Saturday, 14 January 2012

Sixty Seven Thousand Miles Per Hour

Let's think for a moment about some of the things that may have worried you today. Work is probably high on the list; deadlines, how many hours you have, your pay, even whether you will still have work at the end of the year. Perhaps something on the news has ticked your worry nerves; quite how a £372m luxury liner managed to hit a sandbar? Your worries may have even been more down to earth; whether your football team will win today, or what to wear for your big Saturday night out?

Well, if you'll permit me, I hope to assist in making some of these daily worries fade to the background a little with some facts that may make things feel a little more.......insignificant. A healthy dose of wonder, if you prefer. So sit for a moment, perhaps with the following music as a backdrop, and see if the following information helps you to put your worries in perspective.

You are sitting on a ball of rock that weighs 6.6 sextillion tonnes (that's 6.6 and twenty 0's) and you're whipping around a giant nuclear reactor at a healthy 67,000 miles per hour. But don't worry, no seatbelts are required, as the mass of this rock has warped spacetime to such an extent that you are clamped to it's surface, along with the air you breathe and everything else you can see. Should you ever wish to feel strong, simply lift up your mobile phone and be secure in the knowledge that you are so buff, in such galactically good shape, that you can overcome the gravitational pull of an entire planet. I think it's safe to say you can forget the gym for the weekend.

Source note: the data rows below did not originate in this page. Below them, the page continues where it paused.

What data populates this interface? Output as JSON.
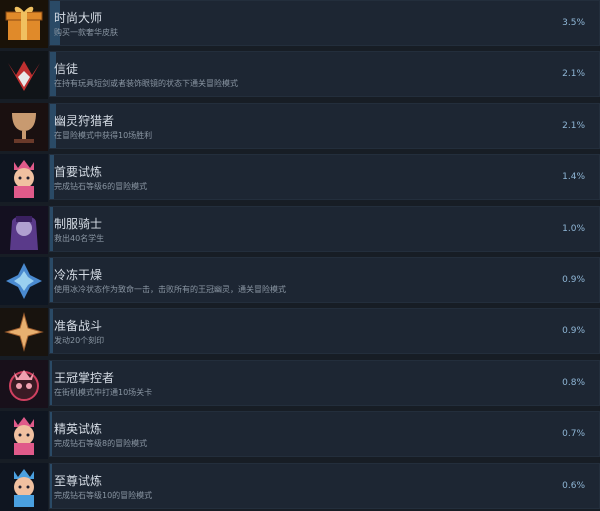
{
  "achievements": [
    {
      "title": "时尚大师",
      "desc": "购买一款奢华皮肤",
      "percent": "3.5%",
      "rate": 0.035,
      "icon": "gift-box-icon",
      "colors": [
        "#e08a2a",
        "#8a4a14"
      ]
    },
    {
      "title": "信徒",
      "desc": "在持有玩具短剑或者装饰眼镜的状态下通关冒险模式",
      "percent": "2.1%",
      "rate": 0.021,
      "icon": "crown-shard-icon",
      "colors": [
        "#c03030",
        "#e8e8e8"
      ]
    },
    {
      "title": "幽灵狩猎者",
      "desc": "在冒险模式中获得10场胜利",
      "percent": "2.1%",
      "rate": 0.021,
      "icon": "trophy-cup-icon",
      "colors": [
        "#c89a70",
        "#6a3a2a"
      ]
    },
    {
      "title": "首要试炼",
      "desc": "完成钻石等级6的冒险模式",
      "percent": "1.4%",
      "rate": 0.014,
      "icon": "princess-character-icon",
      "colors": [
        "#e05a8a",
        "#f0c0a0"
      ]
    },
    {
      "title": "制服骑士",
      "desc": "救出40名学生",
      "percent": "1.0%",
      "rate": 0.01,
      "icon": "knight-character-icon",
      "colors": [
        "#5a3a8a",
        "#b0a0d0"
      ]
    },
    {
      "title": "冷冻干燥",
      "desc": "使用冰冷状态作为致命一击，击败所有的王冠幽灵，通关冒险模式",
      "percent": "0.9%",
      "rate": 0.009,
      "icon": "ice-crystal-icon",
      "colors": [
        "#4a8ad0",
        "#9ad0f0"
      ]
    },
    {
      "title": "准备战斗",
      "desc": "发动20个刻印",
      "percent": "0.9%",
      "rate": 0.009,
      "icon": "star-sigil-icon",
      "colors": [
        "#e8b070",
        "#a06030"
      ]
    },
    {
      "title": "王冠掌控者",
      "desc": "在街机模式中打通10场关卡",
      "percent": "0.8%",
      "rate": 0.008,
      "icon": "crowned-ghost-icon",
      "colors": [
        "#d04060",
        "#f0a0b0"
      ]
    },
    {
      "title": "精英试炼",
      "desc": "完成钻石等级8的冒险模式",
      "percent": "0.7%",
      "rate": 0.007,
      "icon": "princess-character-icon",
      "colors": [
        "#e05a8a",
        "#f0c0a0"
      ]
    },
    {
      "title": "至尊试炼",
      "desc": "完成钻石等级10的冒险模式",
      "percent": "0.6%",
      "rate": 0.006,
      "icon": "princess-character-icon",
      "colors": [
        "#4aa0e0",
        "#f0c0a0"
      ]
    }
  ]
}
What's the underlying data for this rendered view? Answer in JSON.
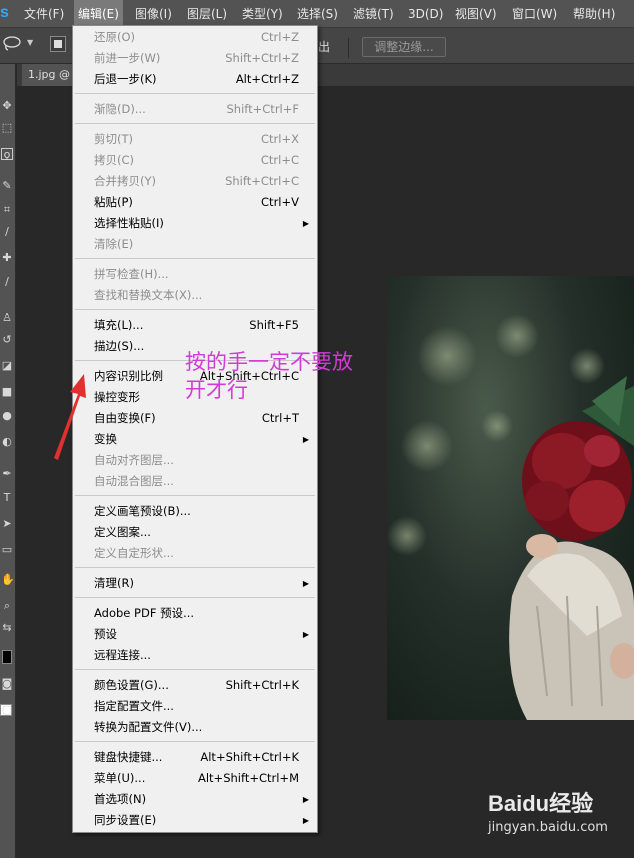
{
  "menubar": {
    "app_letter": "s",
    "items": [
      {
        "label": "文件(F)"
      },
      {
        "label": "编辑(E)"
      },
      {
        "label": "图像(I)"
      },
      {
        "label": "图层(L)"
      },
      {
        "label": "类型(Y)"
      },
      {
        "label": "选择(S)"
      },
      {
        "label": "滤镜(T)"
      },
      {
        "label": "3D(D)"
      },
      {
        "label": "视图(V)"
      },
      {
        "label": "窗口(W)"
      },
      {
        "label": "帮助(H)"
      }
    ]
  },
  "options_bar": {
    "partial_label": "出",
    "adjust_edge_button": "调整边缘..."
  },
  "document": {
    "tab_label": "1.jpg @"
  },
  "edit_menu": {
    "items": [
      {
        "label": "还原(O)",
        "shortcut": "Ctrl+Z",
        "disabled": true
      },
      {
        "label": "前进一步(W)",
        "shortcut": "Shift+Ctrl+Z",
        "disabled": true
      },
      {
        "label": "后退一步(K)",
        "shortcut": "Alt+Ctrl+Z",
        "disabled": false
      },
      {
        "label": "渐隐(D)...",
        "shortcut": "Shift+Ctrl+F",
        "disabled": true
      },
      {
        "label": "剪切(T)",
        "shortcut": "Ctrl+X",
        "disabled": true
      },
      {
        "label": "拷贝(C)",
        "shortcut": "Ctrl+C",
        "disabled": true
      },
      {
        "label": "合并拷贝(Y)",
        "shortcut": "Shift+Ctrl+C",
        "disabled": true
      },
      {
        "label": "粘贴(P)",
        "shortcut": "Ctrl+V",
        "disabled": false
      },
      {
        "label": "选择性粘贴(I)",
        "shortcut": "",
        "disabled": false,
        "submenu": true
      },
      {
        "label": "清除(E)",
        "shortcut": "",
        "disabled": true
      },
      {
        "label": "拼写检查(H)...",
        "shortcut": "",
        "disabled": true
      },
      {
        "label": "查找和替换文本(X)...",
        "shortcut": "",
        "disabled": true
      },
      {
        "label": "填充(L)...",
        "shortcut": "Shift+F5",
        "disabled": false
      },
      {
        "label": "描边(S)...",
        "shortcut": "",
        "disabled": false
      },
      {
        "label": "内容识别比例",
        "shortcut": "Alt+Shift+Ctrl+C",
        "disabled": false
      },
      {
        "label": "操控变形",
        "shortcut": "",
        "disabled": false
      },
      {
        "label": "自由变换(F)",
        "shortcut": "Ctrl+T",
        "disabled": false
      },
      {
        "label": "变换",
        "shortcut": "",
        "disabled": false,
        "submenu": true
      },
      {
        "label": "自动对齐图层...",
        "shortcut": "",
        "disabled": true
      },
      {
        "label": "自动混合图层...",
        "shortcut": "",
        "disabled": true
      },
      {
        "label": "定义画笔预设(B)...",
        "shortcut": "",
        "disabled": false
      },
      {
        "label": "定义图案...",
        "shortcut": "",
        "disabled": false
      },
      {
        "label": "定义自定形状...",
        "shortcut": "",
        "disabled": true
      },
      {
        "label": "清理(R)",
        "shortcut": "",
        "disabled": false,
        "submenu": true
      },
      {
        "label": "Adobe PDF 预设...",
        "shortcut": "",
        "disabled": false
      },
      {
        "label": "预设",
        "shortcut": "",
        "disabled": false,
        "submenu": true
      },
      {
        "label": "远程连接...",
        "shortcut": "",
        "disabled": false
      },
      {
        "label": "颜色设置(G)...",
        "shortcut": "Shift+Ctrl+K",
        "disabled": false
      },
      {
        "label": "指定配置文件...",
        "shortcut": "",
        "disabled": false
      },
      {
        "label": "转换为配置文件(V)...",
        "shortcut": "",
        "disabled": false
      },
      {
        "label": "键盘快捷键...",
        "shortcut": "Alt+Shift+Ctrl+K",
        "disabled": false
      },
      {
        "label": "菜单(U)...",
        "shortcut": "Alt+Shift+Ctrl+M",
        "disabled": false
      },
      {
        "label": "首选项(N)",
        "shortcut": "",
        "disabled": false,
        "submenu": true
      },
      {
        "label": "同步设置(E)",
        "shortcut": "",
        "disabled": false,
        "submenu": true
      }
    ]
  },
  "annotation": {
    "line1": "按的手一定不要放",
    "line2": "开才行",
    "color": "#d23bd8"
  },
  "watermark": {
    "logo": "Baidu经验",
    "url": "jingyan.baidu.com"
  },
  "colors": {
    "menubar_bg": "#535353",
    "menu_bg": "#f0f0f0",
    "disabled_text": "#8d8d8d",
    "arrow": "#e03030"
  }
}
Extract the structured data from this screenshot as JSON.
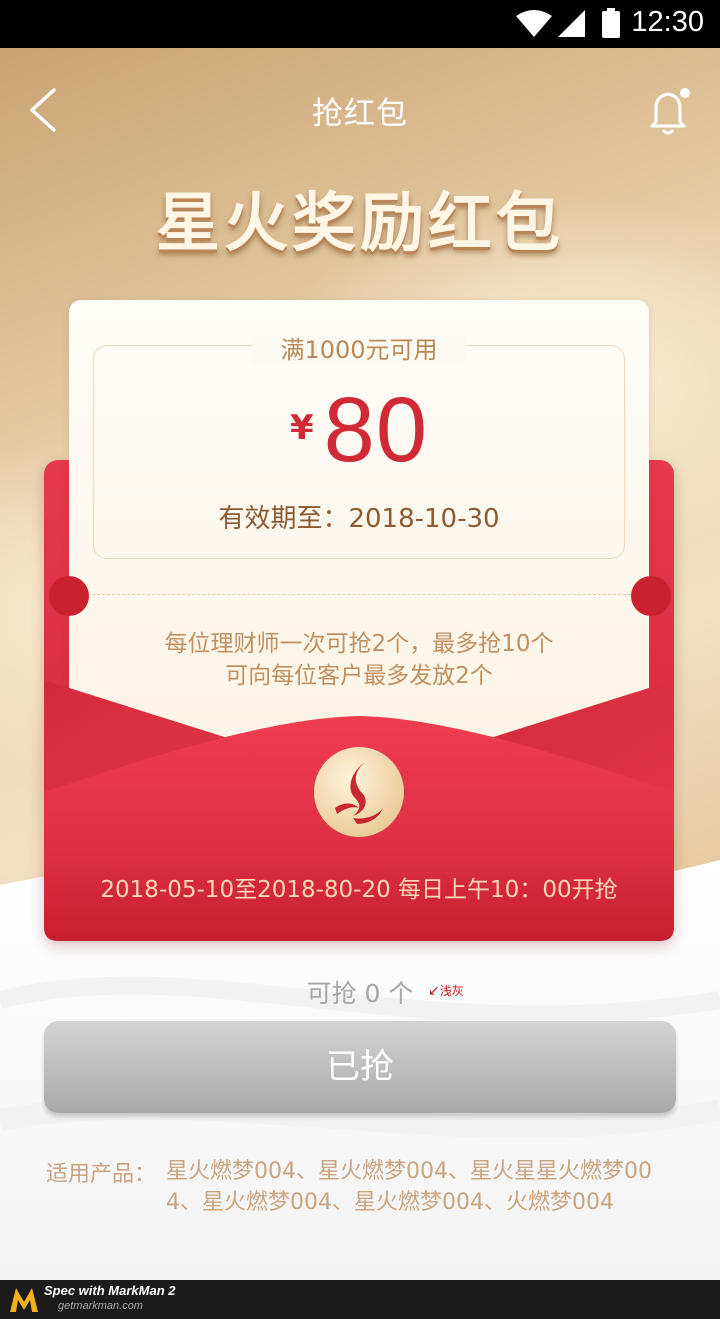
{
  "status_bar": {
    "time": "12:30"
  },
  "nav": {
    "title": "抢红包"
  },
  "hero": {
    "title": "星火奖励红包"
  },
  "coupon": {
    "condition": "满1000元可用",
    "currency": "¥",
    "amount": "80",
    "valid_until": "有效期至：2018-10-30",
    "rule_line1": "每位理财师一次可抢2个，最多抢10个",
    "rule_line2": "可向每位客户最多发放2个"
  },
  "envelope": {
    "period": "2018-05-10至2018-80-20 每日上午10：00开抢"
  },
  "remaining": {
    "text": "可抢 0 个",
    "note": "浅灰"
  },
  "action": {
    "button_label": "已抢"
  },
  "products": {
    "label": "适用产品：",
    "list": "星火燃梦004、星火燃梦004、星火星星火燃梦004、星火燃梦004、星火燃梦004、火燃梦004"
  },
  "watermark": {
    "brand": "Spec with MarkMan 2",
    "url": "getmarkman.com"
  },
  "colors": {
    "red": "#d92d41",
    "gold": "#e2c293",
    "disabled_button": "#bcbcbc"
  }
}
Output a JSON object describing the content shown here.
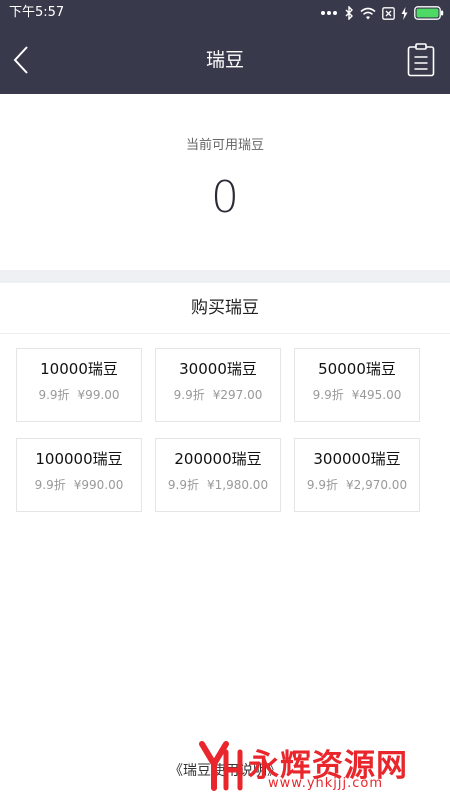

And, boy, are you old. No no, wait, I apologise. I don't mean this insultingly - in fact we're all old. Far older than you perhaps realise. You see the elements in your body, the elements in your blood to those in the neurons of your brain, each and every one of them were forged in the hearts of dying stars. And if that were not enough, your atoms are even older. There sure are a lot of them too, approximately 7,000,000,000,000,000,000,000,000,000 of them. I hope you'll forgive me for not being able to remember the name for that many. I shall call that figure 'A Lot'. Even more astonishingly, each and every single one of those atoms, not one excluded, is co-operating and performing without complaint in a statistically improbable mission to keep you alive. So, let's not forget to thank your atoms, because the bits that make them (and therefore you) were born in the Big Bang.....some 14.7 billion years ago. So, y'know, Happy Birthday and stuff - you'll understand if we didn't bother with a cake and candles....

But let's not stop there, I sense that I have not quite beaten back the worry monster inside you. The big ball of nuclear explosion that we're orbiting, one that's been exploding for about four and a half billion years, has perhaps 200-400 billion brothers and sisters in The Milky Way. Some are bigger, some are smaller, but as you can imagine the parties are a riot. VY Canis Majoris appears to have eaten all the cakes though - in fact if you're seeking perspective on this little size comparison, you could do worse than having a look at this little video.

But just so it doesn't get bored, the Universe has provided the Milky Way Galaxy itself with 100-200 billion other galaxies for company, and this is just in the small fraction of the Universe that we can see. I don't mean to be rude, but you and your problems could not be smaller on a stage that spans 14.7 billion light years.

Lest I bore you with statistics and too much information, let me leave you with this. Your problems may appear overwhelming, so at such times I suggest you head outside at night and look up. If you're lucky, you'll have a clear night and some stars will put on a show for you. For each and every star you look at will be allowing you to look back in time; the photons that make up the light you see have been travelling for a hundred or five hundred or a thousand or tens of thousands or hundreds of thousands of years to meet you.

Your problems are fleeting, but the stars....and therefore you yourself....will outlast them all. :)

Just a small Human in a big Universe,

Ger Morris


No comments:

Post a Comment